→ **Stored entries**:
╭──

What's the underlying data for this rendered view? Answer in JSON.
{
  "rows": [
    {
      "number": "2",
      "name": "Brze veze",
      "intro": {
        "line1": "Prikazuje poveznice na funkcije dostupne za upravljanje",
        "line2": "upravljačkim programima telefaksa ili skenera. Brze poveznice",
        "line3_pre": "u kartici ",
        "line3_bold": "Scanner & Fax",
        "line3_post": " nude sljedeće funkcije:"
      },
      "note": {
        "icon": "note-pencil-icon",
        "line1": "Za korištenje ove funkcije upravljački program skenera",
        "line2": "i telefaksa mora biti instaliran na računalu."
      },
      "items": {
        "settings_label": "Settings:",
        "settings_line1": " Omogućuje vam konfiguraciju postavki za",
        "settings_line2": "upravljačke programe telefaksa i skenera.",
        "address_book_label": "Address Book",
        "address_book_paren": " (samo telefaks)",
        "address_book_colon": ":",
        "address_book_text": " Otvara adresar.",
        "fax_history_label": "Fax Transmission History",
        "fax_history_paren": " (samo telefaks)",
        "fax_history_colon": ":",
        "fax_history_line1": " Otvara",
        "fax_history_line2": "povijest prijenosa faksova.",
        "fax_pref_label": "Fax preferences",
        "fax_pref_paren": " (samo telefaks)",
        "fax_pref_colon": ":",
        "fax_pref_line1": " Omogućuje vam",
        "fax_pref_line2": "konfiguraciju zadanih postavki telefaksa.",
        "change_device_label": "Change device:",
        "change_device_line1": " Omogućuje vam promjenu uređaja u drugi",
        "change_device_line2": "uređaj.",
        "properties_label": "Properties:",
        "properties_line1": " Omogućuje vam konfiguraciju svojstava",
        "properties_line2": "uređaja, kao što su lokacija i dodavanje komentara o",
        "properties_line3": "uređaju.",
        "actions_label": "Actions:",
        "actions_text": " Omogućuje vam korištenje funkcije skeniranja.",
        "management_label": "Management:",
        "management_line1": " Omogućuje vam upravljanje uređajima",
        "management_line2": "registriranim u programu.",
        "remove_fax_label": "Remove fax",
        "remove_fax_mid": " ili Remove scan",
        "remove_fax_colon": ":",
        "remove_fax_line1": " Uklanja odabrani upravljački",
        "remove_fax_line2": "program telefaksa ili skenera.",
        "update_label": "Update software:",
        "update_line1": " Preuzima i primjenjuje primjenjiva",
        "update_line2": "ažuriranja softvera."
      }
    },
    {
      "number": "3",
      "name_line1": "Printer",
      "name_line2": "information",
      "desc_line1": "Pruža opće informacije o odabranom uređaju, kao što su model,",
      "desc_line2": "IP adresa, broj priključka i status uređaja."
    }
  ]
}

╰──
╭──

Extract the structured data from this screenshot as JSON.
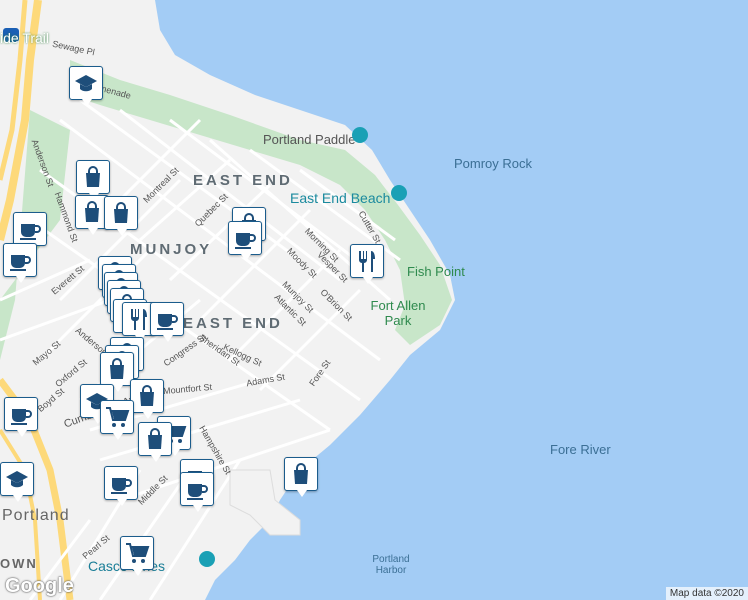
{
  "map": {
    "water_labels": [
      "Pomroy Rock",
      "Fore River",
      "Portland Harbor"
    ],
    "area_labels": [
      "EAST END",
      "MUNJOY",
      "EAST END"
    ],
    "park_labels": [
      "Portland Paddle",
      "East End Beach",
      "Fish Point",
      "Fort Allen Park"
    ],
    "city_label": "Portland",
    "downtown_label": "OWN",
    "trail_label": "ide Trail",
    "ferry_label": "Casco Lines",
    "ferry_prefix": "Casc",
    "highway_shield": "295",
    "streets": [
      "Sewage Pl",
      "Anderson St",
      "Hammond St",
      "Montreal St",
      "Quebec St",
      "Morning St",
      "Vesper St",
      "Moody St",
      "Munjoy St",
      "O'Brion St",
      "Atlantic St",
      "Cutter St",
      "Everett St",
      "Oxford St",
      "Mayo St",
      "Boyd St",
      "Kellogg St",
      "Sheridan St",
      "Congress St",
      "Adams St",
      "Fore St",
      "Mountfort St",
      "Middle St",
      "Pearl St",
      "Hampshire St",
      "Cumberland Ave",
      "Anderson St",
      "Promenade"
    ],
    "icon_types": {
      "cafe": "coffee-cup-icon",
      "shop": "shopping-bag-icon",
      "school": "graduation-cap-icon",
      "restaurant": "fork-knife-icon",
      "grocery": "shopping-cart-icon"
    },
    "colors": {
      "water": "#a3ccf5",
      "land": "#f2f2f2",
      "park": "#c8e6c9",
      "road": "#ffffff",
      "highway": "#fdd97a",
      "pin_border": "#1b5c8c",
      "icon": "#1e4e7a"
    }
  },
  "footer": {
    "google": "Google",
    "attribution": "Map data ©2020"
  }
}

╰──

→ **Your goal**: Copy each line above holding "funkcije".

→ **Reply to the task**:
        "line1": "Prikazuje poveznice na funkcije dostupne za upravljanje",
        "line3_post": " nude sljedeće funkcije:"
        "line1": "Za korištenje ove funkcije upravljački program skenera",
        "actions_text": " Omogućuje vam korištenje funkcije skeniranja.",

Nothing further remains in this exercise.